  Eligibility

Ages Eligible for Study:   18 Years to 30 Years
Genders Eligible for Study:   Female
Accepts Healthy Volunteers:   No
Criteria

Inclusion Criteria:

  • Non-pregnant women registering to marry in the Cam Khe District of Phu Tho Province
  • Nulliparous
  • Planning to reside in the study site for the next 3 years.

Exclusion Criteria:

  • Married
  • Have had a previous pregnancy
  • Have a history of severe infections (HIV, TB) or metabolic disease (diabetes)
  • BMI <17 kg/m2
  • Do not reside in study communes
  • Unable to provide informed consent
  Contacts and Locations
Choosing to participate in a study is an important personal decision. Talk with your doctor and family members or friends about deciding to join a study. To learn more about this study, you or your doctor may contact the study research staff using the Contacts provided below. For general information, see Learn About Clinical Studies.

Please refer to this study by its ClinicalTrials.gov identifier: NCT01235767

Contacts
Contact: Janet C King, Ph.D. 510 4507939 jking@chori.org
Contact: Janet C. King, Ph.D. 510 4507939 jking@chori.org

Locations
Vietnam
National Institute of Nutrition Recruiting
Hanoi, Vietnam
Contact: Andrew G Hall, PhD       aghall@ucdavis.edu   
Sponsors and Collaborators
Children's Hospital & Research Center Oakland
Investigators
Principal Investigator: Janet C King, Ph.D. Children's Hospital & Research Center Oakland
  More Information

No publications provided

Responsible Party: Janet King, Senior Scientist, Children's Hospital & Research Center Oakland
ClinicalTrials.gov Identifier: NCT01235767     History of Changes
Other Study ID Numbers: 2010-068, TRF-01
Study First Received: November 4, 2010
Last Updated: July 31, 2013
Health Authority: United States: Institutional Review Board

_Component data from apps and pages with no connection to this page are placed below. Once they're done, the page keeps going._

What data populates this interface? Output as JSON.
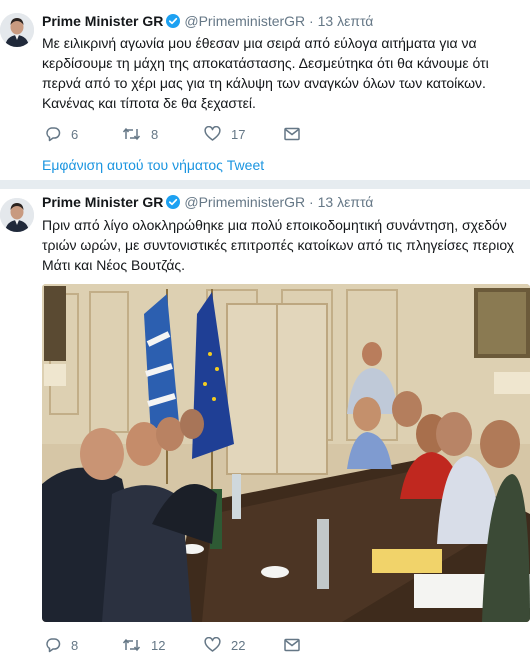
{
  "tweets": [
    {
      "name": "Prime Minister GR",
      "handle": "@PrimeministerGR",
      "separator": "·",
      "time": "13 λεπτά",
      "lines": [
        "Με ειλικρινή αγωνία μου έθεσαν μια σειρά από εύλογα αιτήματα για να",
        "κερδίσουμε τη μάχη της αποκατάστασης. Δεσμεύτηκα ότι θα κάνουμε ότι",
        "περνά από το χέρι μας για τη κάλυψη των αναγκών όλων των κατοίκων.",
        "Κανένας και τίποτα δε θα ξεχαστεί."
      ],
      "replies": "6",
      "retweets": "8",
      "likes": "17",
      "thread_link": "Εμφάνιση αυτού του νήματος Tweet"
    },
    {
      "name": "Prime Minister GR",
      "handle": "@PrimeministerGR",
      "separator": "·",
      "time": "13 λεπτά",
      "lines": [
        "Πριν από λίγο ολοκληρώθηκε μια πολύ εποικοδομητική συνάντηση, σχεδόν",
        "τριών ωρών, με συντονιστικές επιτροπές κατοίκων από τις πληγείσες περιοχ",
        "Μάτι και Νέος Βουτζάς."
      ],
      "replies": "8",
      "retweets": "12",
      "likes": "22"
    }
  ],
  "colors": {
    "text": "#14171a",
    "secondary": "#657786",
    "link": "#1b95e0",
    "verified": "#1da1f2",
    "divider": "#e6ecf0"
  },
  "icons": [
    "verified-badge-icon",
    "reply-icon",
    "retweet-icon",
    "like-icon",
    "direct-message-icon"
  ]
}
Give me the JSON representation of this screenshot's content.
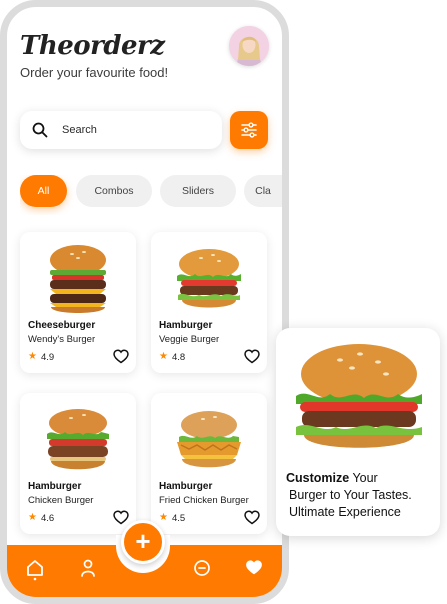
{
  "header": {
    "app_name": "Theorderz",
    "subtitle": "Order your favourite food!"
  },
  "search": {
    "placeholder": "Search",
    "icon": "search-icon"
  },
  "filter": {
    "icon": "sliders-icon"
  },
  "categories": [
    "All",
    "Combos",
    "Sliders",
    "Cla"
  ],
  "active_category": "All",
  "products": [
    {
      "name": "Cheeseburger",
      "restaurant": "Wendy's Burger",
      "rating": "4.9"
    },
    {
      "name": "Hamburger",
      "restaurant": "Veggie Burger",
      "rating": "4.8"
    },
    {
      "name": "Hamburger",
      "restaurant": "Chicken Burger",
      "rating": "4.6"
    },
    {
      "name": "Hamburger",
      "restaurant": "Fried Chicken Burger",
      "rating": "4.5"
    }
  ],
  "nav": {
    "items": [
      "home-icon",
      "profile-icon",
      "chat-icon",
      "heart-icon"
    ],
    "fab": "+"
  },
  "promo": {
    "bold": "Customize",
    "line1_rest": " Your",
    "line2": "Burger to Your Tastes.",
    "line3": "Ultimate Experience"
  },
  "colors": {
    "accent": "#ff7a00",
    "chip_bg": "#f0f0f0",
    "star": "#ff8a00"
  }
}
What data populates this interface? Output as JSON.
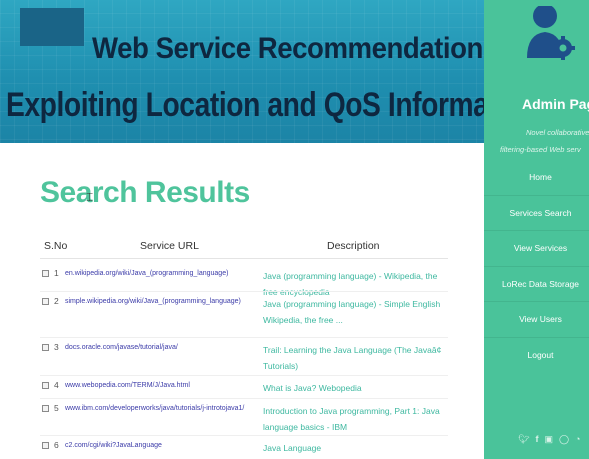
{
  "banner": {
    "line1": "Web Service Recommendation via",
    "line2": "Exploiting Location and QoS Information"
  },
  "sidebar": {
    "title": "Admin Page",
    "tagline1": "Novel collaborative",
    "tagline2": "filtering-based Web serv",
    "nav": [
      {
        "label": "Home"
      },
      {
        "label": "Services Search"
      },
      {
        "label": "View Services"
      },
      {
        "label": "LoRec Data Storage"
      },
      {
        "label": "View Users"
      },
      {
        "label": "Logout"
      }
    ],
    "social_icons": [
      "twitter-icon",
      "facebook-icon",
      "instagram-icon",
      "github-icon",
      "rss-icon"
    ]
  },
  "main": {
    "heading": "Search Results",
    "columns": {
      "sno": "S.No",
      "url": "Service URL",
      "description": "Description"
    },
    "rows": [
      {
        "num": "1",
        "url": "en.wikipedia.org/wiki/Java_(programming_language)",
        "description": "Java (programming language) - Wikipedia, the free encyclopedia"
      },
      {
        "num": "2",
        "url": "simple.wikipedia.org/wiki/Java_(programming_language)",
        "description": "Java (programming language) - Simple English Wikipedia, the free ..."
      },
      {
        "num": "3",
        "url": "docs.oracle.com/javase/tutorial/java/",
        "description": "Trail: Learning the Java Language (The Javaâ¢ Tutorials)"
      },
      {
        "num": "4",
        "url": "www.webopedia.com/TERM/J/Java.html",
        "description": "What is Java? Webopedia"
      },
      {
        "num": "5",
        "url": "www.ibm.com/developerworks/java/tutorials/j-introtojava1/",
        "description": "Introduction to Java programming, Part 1: Java language basics - IBM"
      },
      {
        "num": "6",
        "url": "c2.com/cgi/wiki?JavaLanguage",
        "description": "Java Language"
      }
    ]
  },
  "colors": {
    "accent": "#4ac39a",
    "heading": "#4fc49c",
    "link": "#3b3ba8",
    "description": "#3eb8a0",
    "banner": "#1f8fb0"
  }
}
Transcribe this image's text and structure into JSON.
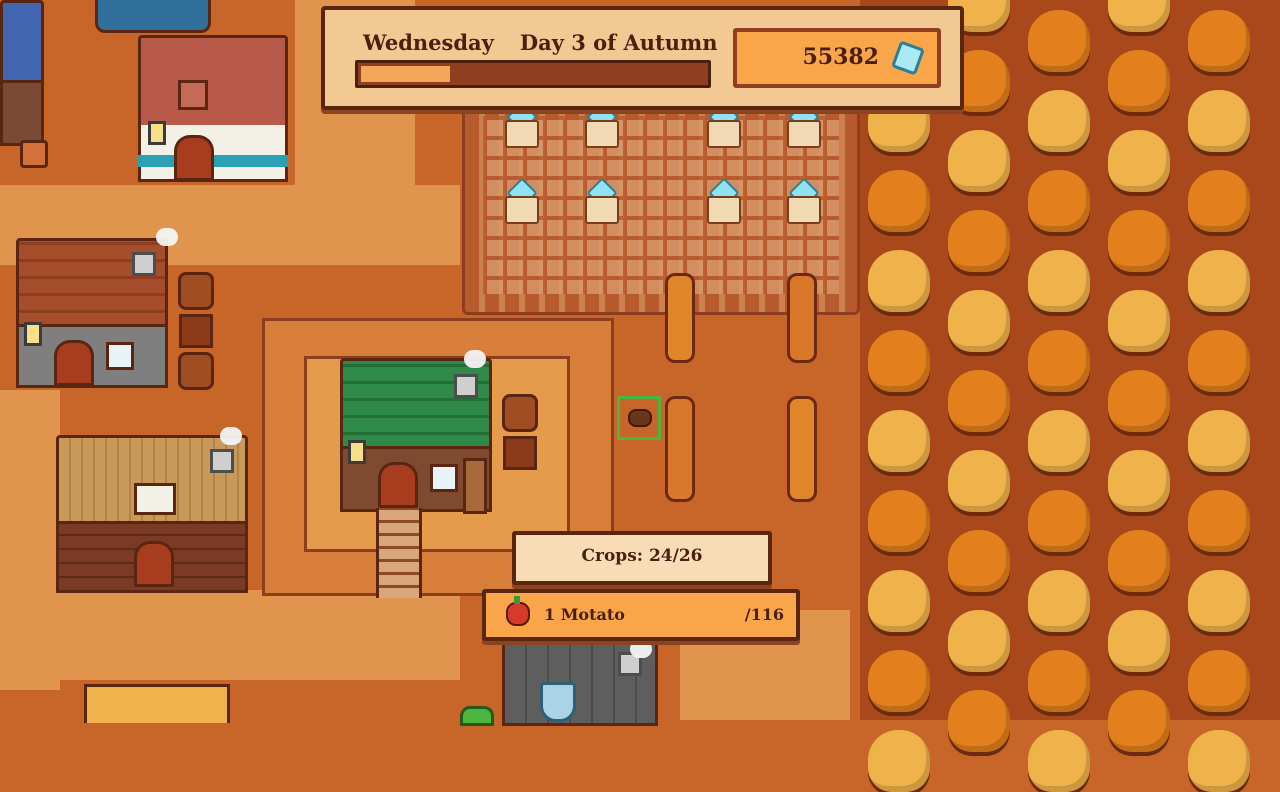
{
  "hud": {
    "day_name": "Wednesday",
    "date": "Day 3 of Autumn",
    "day_progress": 0.26,
    "money": "55382",
    "money_icon": "gem-icon"
  },
  "crops_panel": {
    "label": "Crops: 24/26"
  },
  "item_panel": {
    "icon": "motato-icon",
    "name": "1 Motato",
    "total": "/116"
  },
  "colors": {
    "ground": "#c8662a",
    "hud_bg": "#f2c893",
    "accent_orange": "#f9a64a",
    "border_brown": "#5a2612",
    "selection_green": "#4bb540"
  }
}
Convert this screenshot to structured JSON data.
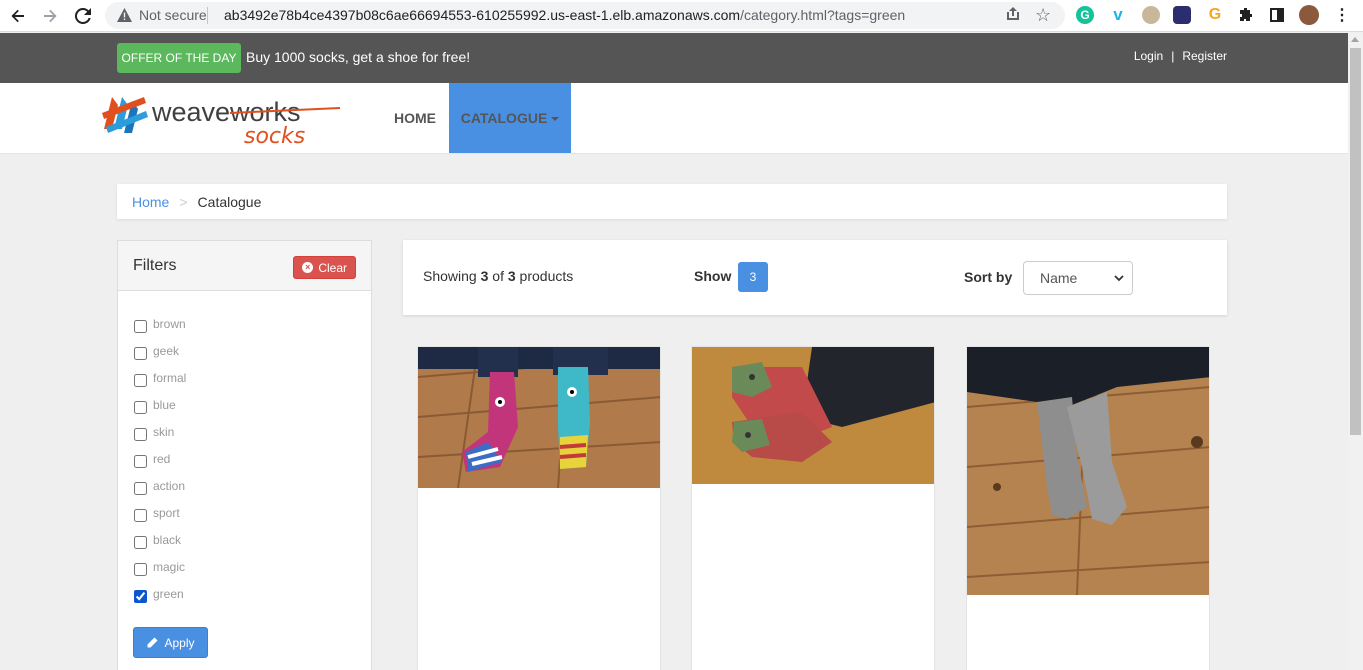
{
  "browser": {
    "not_secure": "Not secure",
    "url_host": "ab3492e78b4ce4397b08c6ae66694553-610255992.us-east-1.elb.amazonaws.com",
    "url_path": "/category.html?tags=green"
  },
  "topbar": {
    "offer_badge": "OFFER OF THE DAY",
    "offer_text": "Buy 1000 socks, get a shoe for free!",
    "login": "Login",
    "separator": "|",
    "register": "Register"
  },
  "navbar": {
    "logo_word1": "weave",
    "logo_word2": "works",
    "logo_word3": "socks",
    "home": "HOME",
    "catalogue": "CATALOGUE"
  },
  "breadcrumb": {
    "home": "Home",
    "separator": ">",
    "current": "Catalogue"
  },
  "filters": {
    "title": "Filters",
    "clear": "Clear",
    "apply": "Apply",
    "items": [
      {
        "label": "brown",
        "checked": false
      },
      {
        "label": "geek",
        "checked": false
      },
      {
        "label": "formal",
        "checked": false
      },
      {
        "label": "blue",
        "checked": false
      },
      {
        "label": "skin",
        "checked": false
      },
      {
        "label": "red",
        "checked": false
      },
      {
        "label": "action",
        "checked": false
      },
      {
        "label": "sport",
        "checked": false
      },
      {
        "label": "black",
        "checked": false
      },
      {
        "label": "magic",
        "checked": false
      },
      {
        "label": "green",
        "checked": true
      }
    ]
  },
  "products_header": {
    "showing_prefix": "Showing ",
    "showing_count": "3",
    "showing_of": " of ",
    "showing_total": "3",
    "showing_suffix": " products",
    "show_label": "Show",
    "show_value": "3",
    "sort_label": "Sort by",
    "sort_value": "Name"
  },
  "colors": {
    "accent": "#4a90e2",
    "success": "#5cb85c",
    "danger": "#d9534f",
    "topbar": "#555555"
  }
}
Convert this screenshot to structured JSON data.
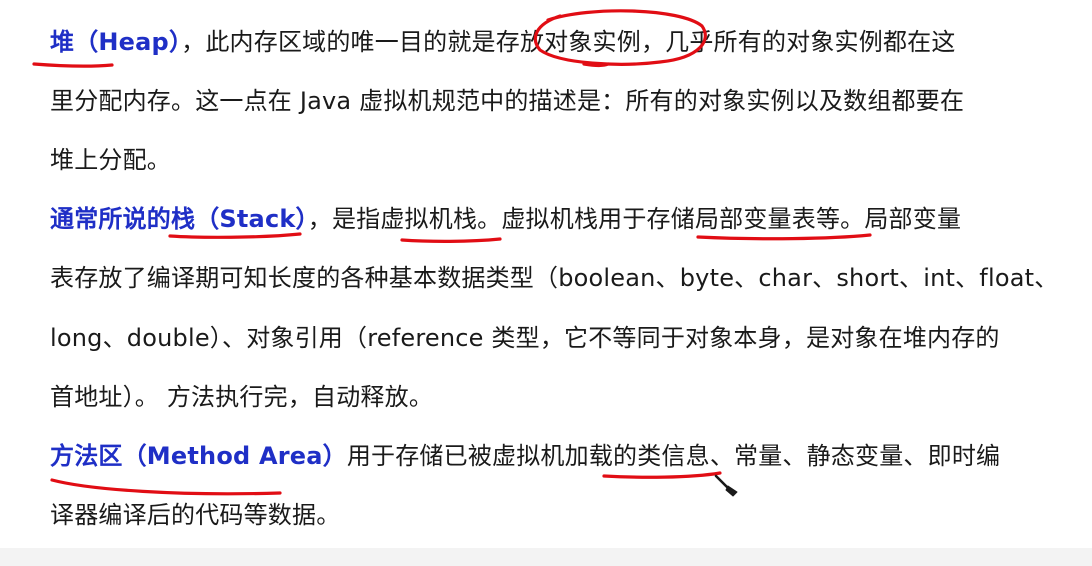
{
  "paragraphs": {
    "heap": {
      "term": "堆（Heap）",
      "line1_rest": "，此内存区域的唯一目的就是存放对象实例，几乎所有的对象实例都在这",
      "line2": "里分配内存。这一点在 Java 虚拟机规范中的描述是：所有的对象实例以及数组都要在",
      "line3": "堆上分配。"
    },
    "stack": {
      "term": "通常所说的栈（Stack）",
      "line1_rest": "，是指虚拟机栈。虚拟机栈用于存储局部变量表等。局部变量",
      "line2": "表存放了编译期可知长度的各种基本数据类型（boolean、byte、char、short、int、float、",
      "line3": "long、double）、对象引用（reference 类型，它不等同于对象本身，是对象在堆内存的",
      "line4": "首地址）。 方法执行完，自动释放。"
    },
    "method_area": {
      "term": "方法区（Method Area）",
      "line1_rest": "用于存储已被虚拟机加载的类信息、常量、静态变量、即时编",
      "line2": "译器编译后的代码等数据。"
    }
  },
  "colors": {
    "term": "#1f2fc6",
    "body_text": "#1a1a1a",
    "annotation": "#e10d14"
  },
  "icons": {
    "cursor": "pen-cursor-icon"
  }
}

Keywords provided by Children's Hospital & Research Center Oakland:
birth weight
prematurity
gestational age
low birth weight
pregnancy
nutrition
Vietnam

Additional relevant MeSH terms:
Body Weight
Birth Weight
Premature Birth
Signs and Symptoms
Obstetric Labor, Premature
Obstetric Labor Complications
Pregnancy Complications

ClinicalTrials.gov processed this record on October 01, 2014